Blackbody Radiation Problem All bodies at T>0 K emit EM radiation. This process is called blackbody radiation. The hotter the body, the more intensity and the higher the average frequency of the emitted light. Observations: Blackbody radiation spectrum depends only on the temperature of the surfaces of the object. lmax Wien’s law Introduction Section 0 Lecture 1 Slide 41 Energy density (J/cm 3) Stephan-Boltzmann Law: The peak wavelength is Wavelength (mm) INTRODUCTION TO Modern Physics PHYX 2710 Fall 2004 Physics of Technology—PHYS 1800 Spring 2009 First Law Lecture 23 Slide 41

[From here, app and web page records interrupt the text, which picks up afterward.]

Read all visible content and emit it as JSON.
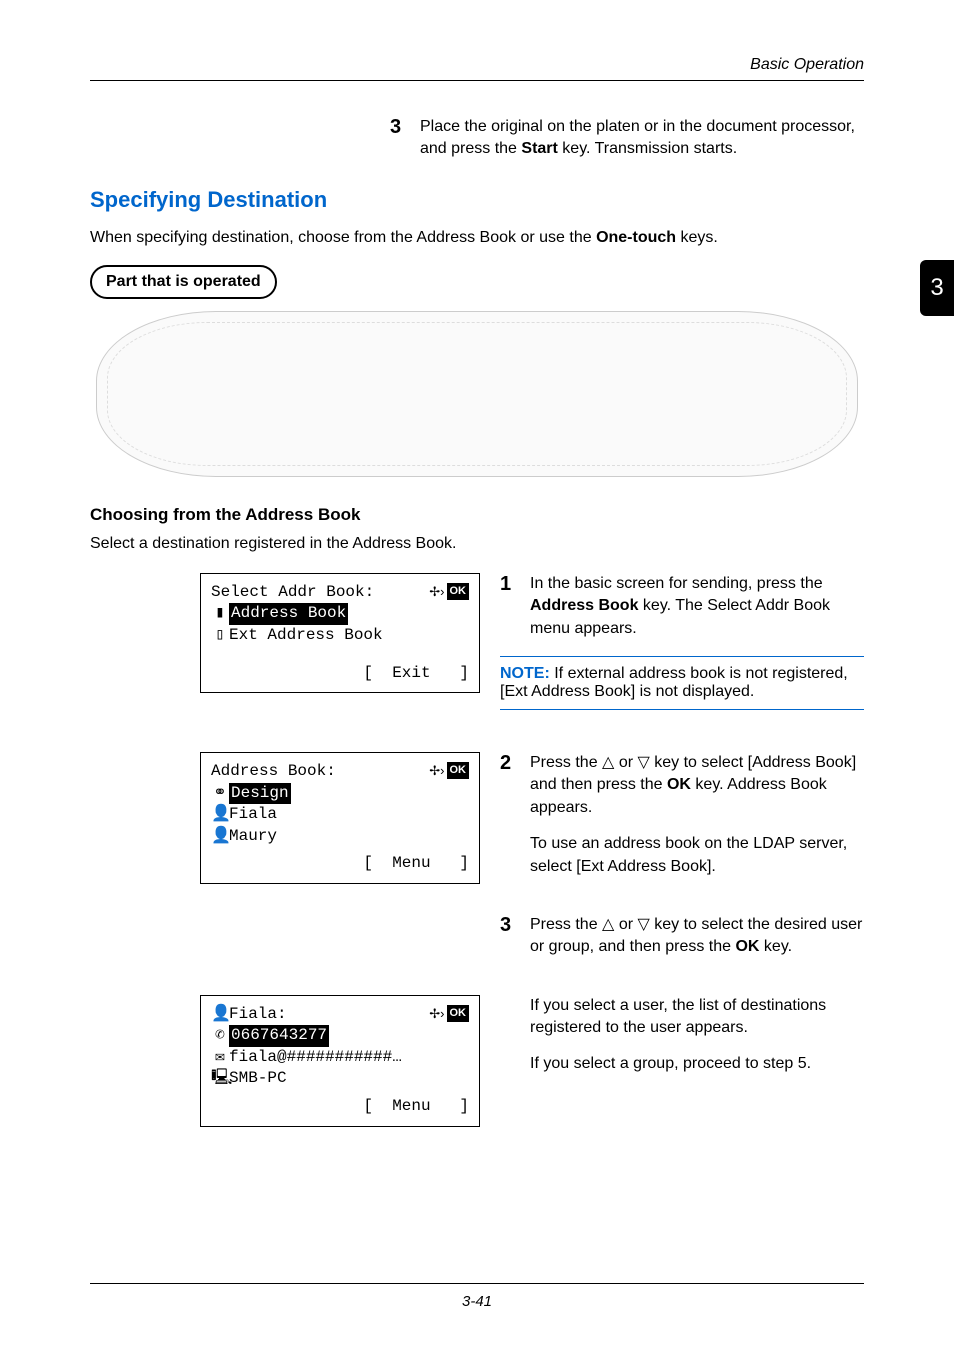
{
  "header": {
    "section": "Basic Operation",
    "chapter": "3"
  },
  "top_step": {
    "num": "3",
    "pre": "Place the original on the platen or in the document processor, and press the ",
    "bold": "Start",
    "post": " key. Transmission starts."
  },
  "section": {
    "title": "Specifying Destination",
    "intro_pre": "When specifying destination, choose from the Address Book or use the ",
    "intro_bold": "One-touch",
    "intro_post": " keys.",
    "pill": "Part that is operated"
  },
  "sub": {
    "title": "Choosing from the Address Book",
    "intro": "Select a destination registered in the Address Book."
  },
  "lcd_common": {
    "ok": "OK"
  },
  "lcd1": {
    "title": "Select Addr Book",
    "items": [
      "Address Book",
      "Ext Address Book"
    ],
    "softkey": "Exit"
  },
  "lcd2": {
    "title": "Address Book",
    "items": [
      "Design",
      "Fiala",
      "Maury"
    ],
    "softkey": "Menu"
  },
  "lcd3": {
    "title": "Fiala",
    "items": [
      "0667643277",
      "fiala@###########…",
      "SMB-PC"
    ],
    "softkey": "Menu"
  },
  "steps": [
    {
      "num": "1",
      "pre": "In the basic screen for sending, press the ",
      "bold": "Address Book",
      "post": " key. The Select Addr Book menu appears."
    },
    {
      "num": "2",
      "pre": "Press the",
      "mid1": "or",
      "mid2": "key to select [Address Book] and then press the ",
      "bold": "OK",
      "post": " key. Address Book appears.",
      "extra": "To use an address book on the LDAP server, select [Ext Address Book]."
    },
    {
      "num": "3",
      "pre": "Press the",
      "mid1": "or",
      "mid2": "key to select the desired user or group, and then press the ",
      "bold": "OK",
      "post": " key.",
      "extra1": "If you select a user, the list of destinations registered to the user appears.",
      "extra2": "If you select a group, proceed to step 5."
    }
  ],
  "note": {
    "label": "NOTE:",
    "text": " If external address book is not registered, [Ext Address Book] is not displayed."
  },
  "footer": {
    "page": "3-41"
  }
}
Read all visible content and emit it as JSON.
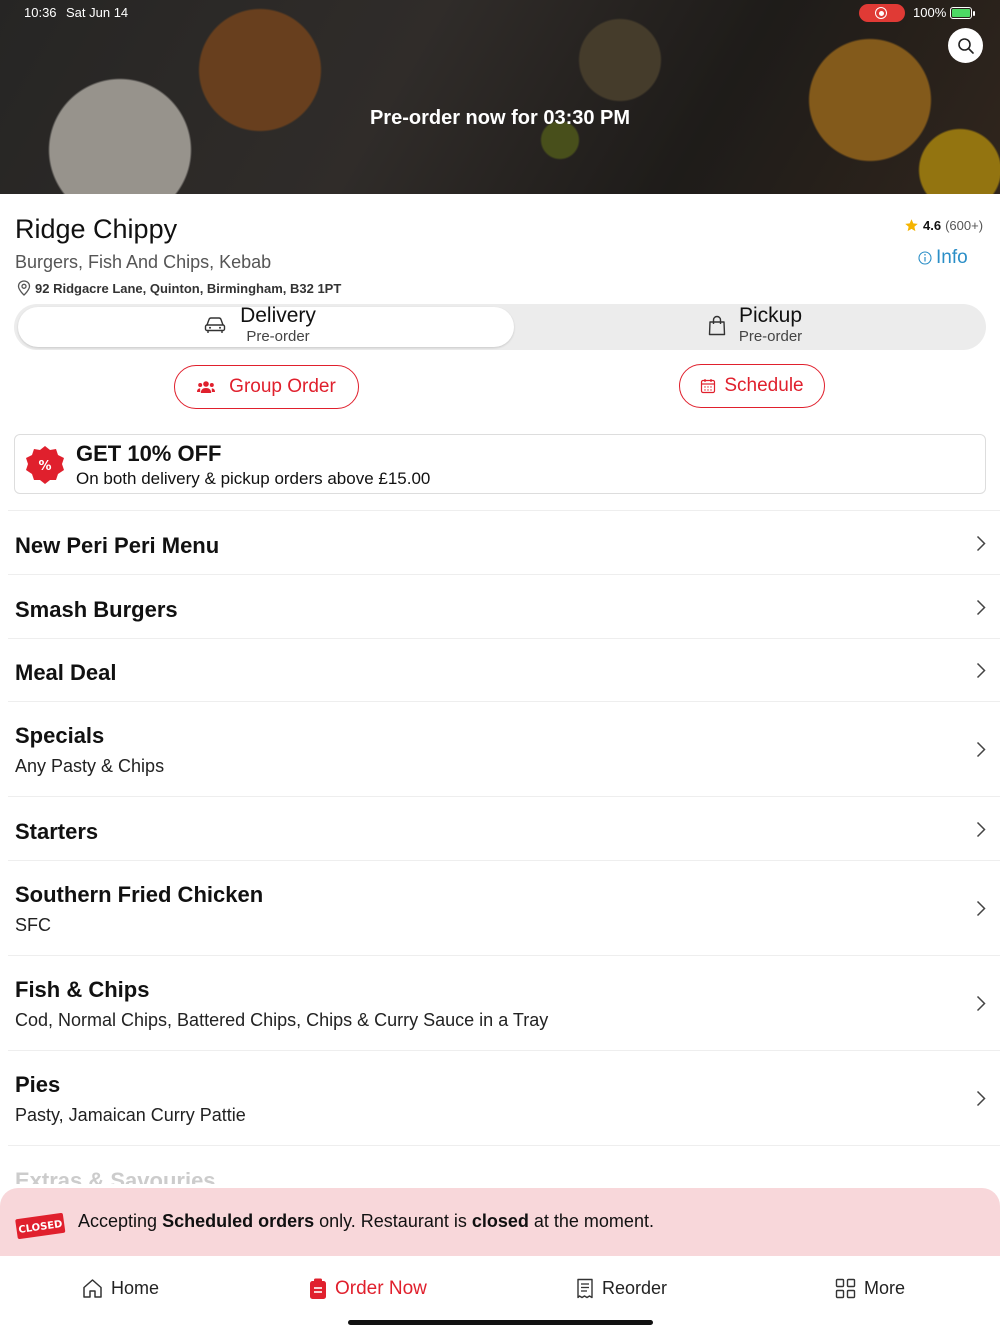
{
  "status_bar": {
    "time": "10:36",
    "date": "Sat Jun 14",
    "battery": "100%"
  },
  "hero": {
    "preorder_text": "Pre-order now for 03:30 PM"
  },
  "restaurant": {
    "name": "Ridge Chippy",
    "cuisine": "Burgers, Fish And Chips, Kebab",
    "address": "92 Ridgacre Lane, Quinton, Birmingham, B32 1PT",
    "rating": "4.6",
    "rating_count": "(600+)",
    "info_label": "Info"
  },
  "order_mode": {
    "delivery": {
      "label": "Delivery",
      "sub": "Pre-order",
      "selected": true
    },
    "pickup": {
      "label": "Pickup",
      "sub": "Pre-order",
      "selected": false
    }
  },
  "actions": {
    "group_order": "Group Order",
    "schedule": "Schedule"
  },
  "offer": {
    "title": "GET 10% OFF",
    "subtitle": "On both delivery & pickup orders above £15.00"
  },
  "menu": [
    {
      "name": "New Peri Peri Menu",
      "desc": ""
    },
    {
      "name": "Smash Burgers",
      "desc": ""
    },
    {
      "name": "Meal Deal",
      "desc": ""
    },
    {
      "name": "Specials",
      "desc": "Any Pasty & Chips"
    },
    {
      "name": "Starters",
      "desc": ""
    },
    {
      "name": "Southern Fried Chicken",
      "desc": "SFC"
    },
    {
      "name": "Fish & Chips",
      "desc": "Cod, Normal Chips, Battered Chips, Chips & Curry Sauce in a Tray"
    },
    {
      "name": "Pies",
      "desc": "Pasty, Jamaican Curry Pattie"
    },
    {
      "name": "Extras & Savouries",
      "desc": ""
    }
  ],
  "closed_banner": {
    "badge": "CLOSED",
    "part1": "Accepting ",
    "bold1": "Scheduled orders",
    "part2": " only. Restaurant is ",
    "bold2": "closed",
    "part3": " at the moment."
  },
  "bottom_nav": {
    "home": "Home",
    "order_now": "Order Now",
    "reorder": "Reorder",
    "more": "More"
  },
  "colors": {
    "accent": "#e0202d",
    "link": "#2a8ec7",
    "closed_bg": "#f8d7da"
  }
}
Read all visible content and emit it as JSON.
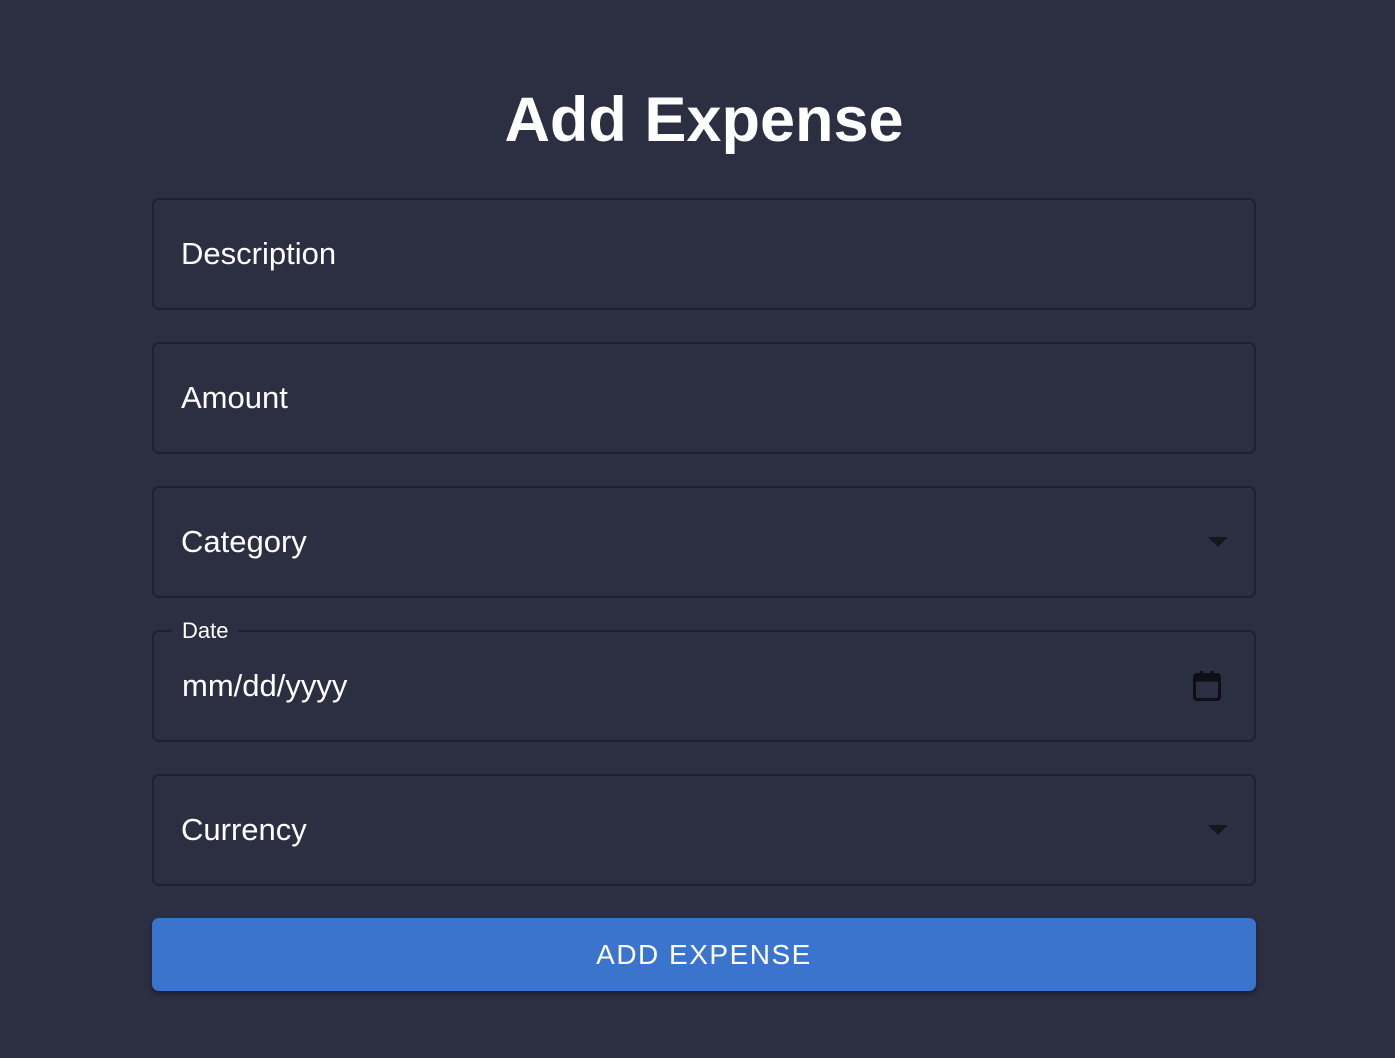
{
  "page": {
    "title": "Add Expense"
  },
  "form": {
    "description": {
      "placeholder": "Description",
      "value": ""
    },
    "amount": {
      "placeholder": "Amount",
      "value": ""
    },
    "category": {
      "placeholder": "Category",
      "selected": ""
    },
    "date": {
      "label": "Date",
      "value": "mm/dd/yyyy",
      "icon": "calendar-icon"
    },
    "currency": {
      "placeholder": "Currency",
      "selected": ""
    },
    "submit_label": "ADD EXPENSE"
  },
  "colors": {
    "background": "#2c2e42",
    "field_border": "#1f2131",
    "text": "#ffffff",
    "button": "#3a74cd"
  }
}
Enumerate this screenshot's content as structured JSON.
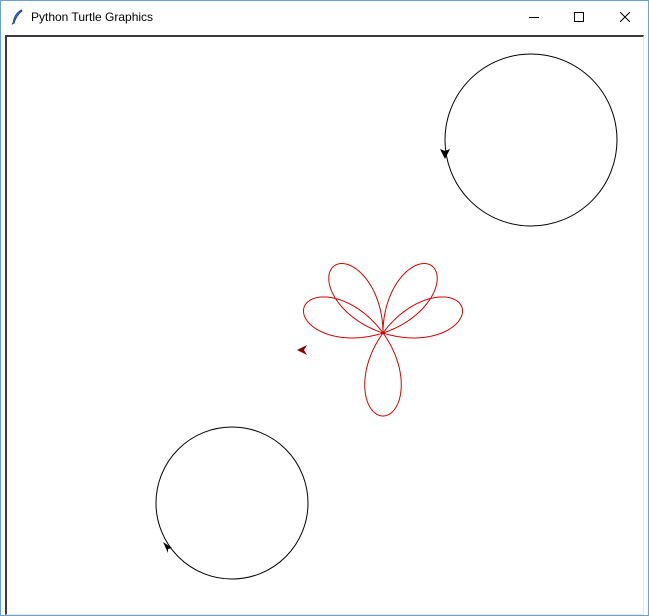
{
  "window": {
    "title": "Python Turtle Graphics",
    "icon": "feather-icon",
    "controls": [
      "minimize-icon",
      "maximize-icon",
      "close-icon"
    ]
  },
  "canvas": {
    "background": "#ffffff",
    "shapes": [
      {
        "name": "circle-top-right",
        "type": "circle",
        "color": "#000000",
        "turtle": "arrow"
      },
      {
        "name": "rose-curve",
        "type": "rose",
        "petals": 5,
        "color": "#d40000",
        "turtle": "arrow"
      },
      {
        "name": "circle-bottom-left",
        "type": "circle",
        "color": "#000000",
        "turtle": "arrow"
      }
    ]
  }
}
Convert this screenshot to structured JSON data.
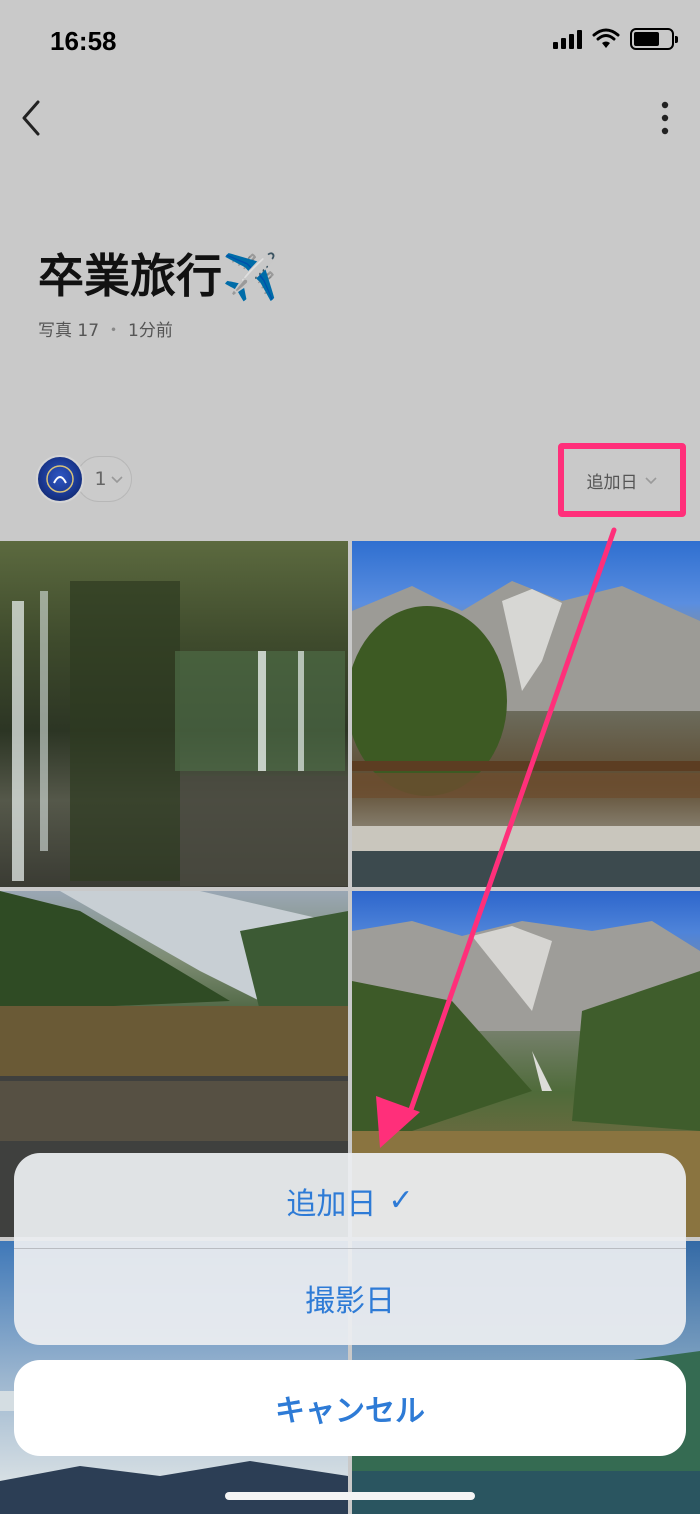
{
  "status_bar": {
    "time": "16:58"
  },
  "album": {
    "title": "卒業旅行✈️",
    "photo_label": "写真 17",
    "separator": "・",
    "updated": "1分前"
  },
  "members": {
    "count": "1"
  },
  "sort": {
    "label": "追加日"
  },
  "action_sheet": {
    "options": [
      {
        "label": "追加日",
        "check": "✓"
      },
      {
        "label": "撮影日"
      }
    ],
    "cancel": "キャンセル"
  },
  "colors": {
    "highlight": "#ff2f7a",
    "action_blue": "#2e7bd6"
  }
}
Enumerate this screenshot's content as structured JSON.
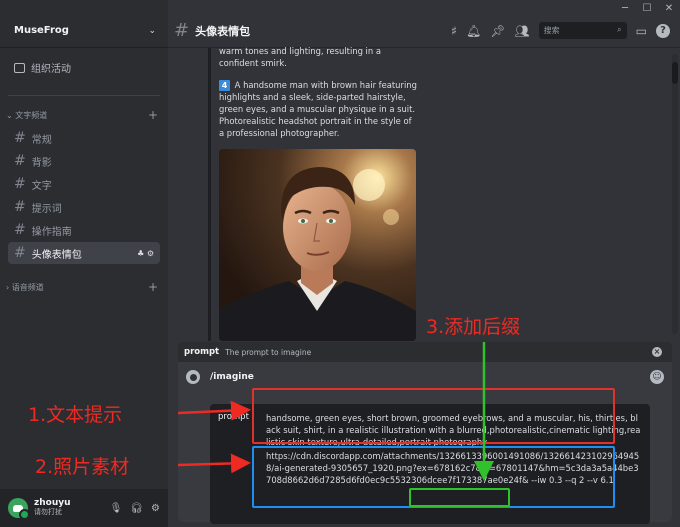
{
  "window": {
    "minimize": "─",
    "maximize": "☐",
    "close": "✕"
  },
  "server": {
    "name": "MuseFrog",
    "chevron": "⌄"
  },
  "events_label": "组织活动",
  "text_category": "文字频道",
  "voice_category": "语音频道",
  "channels": [
    {
      "name": "常规"
    },
    {
      "name": "背影"
    },
    {
      "name": "文字"
    },
    {
      "name": "提示词"
    },
    {
      "name": "操作指南"
    },
    {
      "name": "头像表情包",
      "active": true
    }
  ],
  "user": {
    "name": "zhouyu",
    "status": "请勿打扰"
  },
  "topbar": {
    "channel": "头像表情包",
    "search_placeholder": "搜索"
  },
  "message": {
    "line0": "warm tones and lighting, resulting in a confident smirk.",
    "item_number": "4",
    "item_text": "A handsome man with brown hair featuring highlights and a sleek, side-parted hairstyle, green eyes, and a muscular physique in a suit. Photorealistic headshot portrait in the style of a professional photographer."
  },
  "command_panel": {
    "option_name": "prompt",
    "option_desc": "The prompt to imagine",
    "command": "/imagine",
    "field_label": "prompt",
    "text_prompt": "handsome, green eyes, short brown, groomed eyebrows, and a muscular, his, thirties, black suit, shirt, in a realistic illustration with a blurred,photorealistic,cinematic lighting,realistic skin texture,ultra-detailed,portrait photography",
    "image_url": "https://cdn.discordapp.com/attachments/1326613396001491086/1326614231029649458/ai-generated-9305657_1920.png?ex=678162c7&is=67801147&hm=5c3da3a5a44be3708d8662d6d7285d6fd0ec9c5532306dcee7f173387ae0e24f&",
    "suffix": " --iw 0.3 --q 2 --v 6.1"
  },
  "annotations": {
    "label1": "1.文本提示",
    "label2": "2.照片素材",
    "label3": "3.添加后缀"
  },
  "colors": {
    "red": "#e0312c",
    "blue": "#1f8ef1",
    "green": "#2fc22b",
    "annotation_text": "#ef2a22"
  }
}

Electromagnetic Wave Spectrum Introduction Section 0 Lecture 1 Slide 42 INTRODUCTION TO Modern Physics PHYX 2710 Fall 2004 Physics of Technology—PHYS 1800 Spring 2009 First Law Lecture 23 Slide 42

3 K Cosmic Background Radiation-Residual From the Big Bang Introduction Section 0 Lecture 1 Slide 43 INTRODUCTION TO Modern Physics PHYX 2710 Fall 2004 Physics of Technology—PHYS 1800 Spring 2009 First Law Lecture 23 Slide 43

3 K Cosmic Background Radiation-Residual From the Big Bang Introduction Section 0 Lecture 1 Slide 44 INTRODUCTION TO Modern Physics PHYX 2710 Fall 2004 2006 Nobel Prize in Physics of Technology—PHYS 1800 Spring 2009 First Law Lecture 23 Slide 44

Heat Transfer and the Greenhouse Effect What heat-flow processes are involved in the greenhouse effect? Introduction Section 0 Lecture 1 Slide 45 INTRODUCTION TO Modern Physics PHYX 2710 Fall 2004 Physics of Technology—PHYS 1800 Spring 2009 First Law Lecture 23 Slide 45

Physics of Technology Next Lab/Demo: Fluid Dynamics Temperature Thursday 1: 30 -2: 45 ESLC 46 Ch 9 and 10 Next Class: Wednesday 10: 30 -11: 20 BUS 318 room Slide 46 Review Ch 10 Introduction Section 0 Lecture 1 INTRODUCTION TO Modern Physics PHYX 2710 Fall 2004 Physics of Technology—PHYS 1800 Spring 2009 First Law Lecture 23 Slide 46